Hot flashes, or vasomotor flushes, affect 50-85% of menopausal women (Northrup, 2006).  The exact cause is unknown however it is thought to be related to neurotransmitter changes.

Phytoestrogens (naturally occurring estrogens in plants) can play an important part in a menopausal diet.  These plant derived estrogens weakly bind to hormone receptors in our bodies, causing a weak estrogen response in some tissues OR an anti estrogen response in other tissues (Hudson, 2006).  Significant amount of phytoestrogens are found in soybeans and flaxseeds.  It has been found that in populations that eat a high amount of foods containing phytoestrogens, hot flashes and other menopausal symptoms occur less frequently (ie. it is hypothesized that Japanese women have a lower incidence of hot flashes because of the consumption of high amounts of soy).  A randomized, double blind placebo controlled trial showed that women consuming soy protein had a decreased incidence of hot flashes, an increase in vaginal moisture and an improved quality of life (Dupree et al., 2005).

If you have a problem digesting Soy, ground flax seeds offer a high amount of phytoestrogens and can be added to cereals, oatmeal or smoothies.

Figure 34-17 Physiology of estrogen and the estrogen receptor.
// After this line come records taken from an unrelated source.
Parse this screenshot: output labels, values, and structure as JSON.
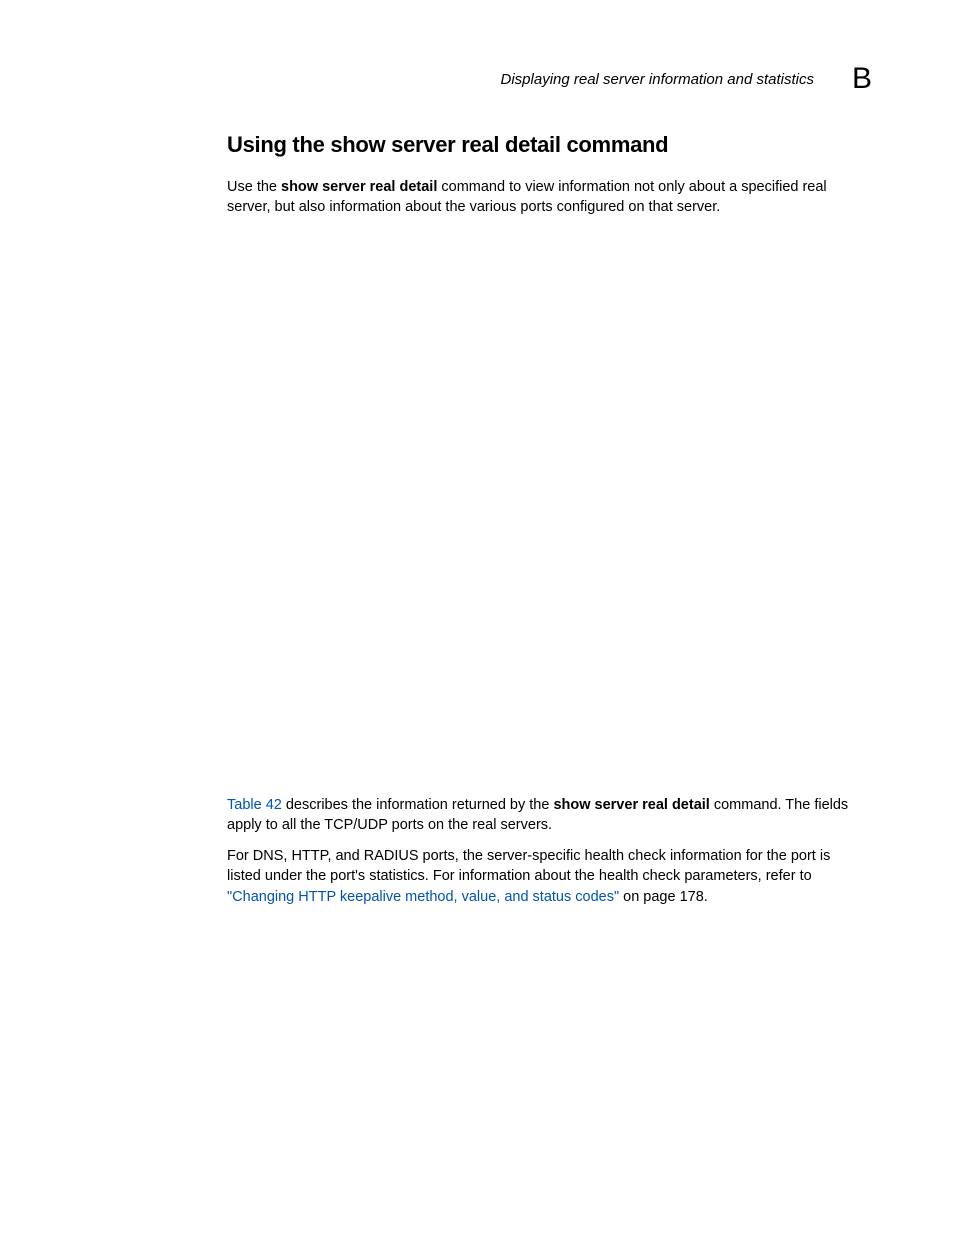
{
  "header": {
    "running_title": "Displaying real server information and statistics",
    "appendix_letter": "B"
  },
  "section": {
    "title": "Using the show server real detail command"
  },
  "paragraphs": {
    "p1_a": "Use the ",
    "p1_cmd": "show server real detail",
    "p1_b": " command to view information not only about a specified real server, but also information about the various ports configured on that server.",
    "p2_link": "Table 42",
    "p2_a": " describes the information returned by the ",
    "p2_cmd": "show server real detail",
    "p2_b": " command. The fields apply to all the TCP/UDP ports on the real servers.",
    "p3_a": "For DNS, HTTP, and RADIUS ports, the server-specific health check information for the port is listed under the port's statistics. For information about the health check parameters, refer to ",
    "p3_quote_open": "\"",
    "p3_link": "Changing HTTP keepalive method, value, and status codes",
    "p3_quote_close": "\"",
    "p3_b": " on page 178."
  }
}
Estrogen binds to estrogen receptors in the cytoplasm or in the nucleus In:Townsend: Sabiston Textbook of Surgery, 18th ed. 2007 Elseiver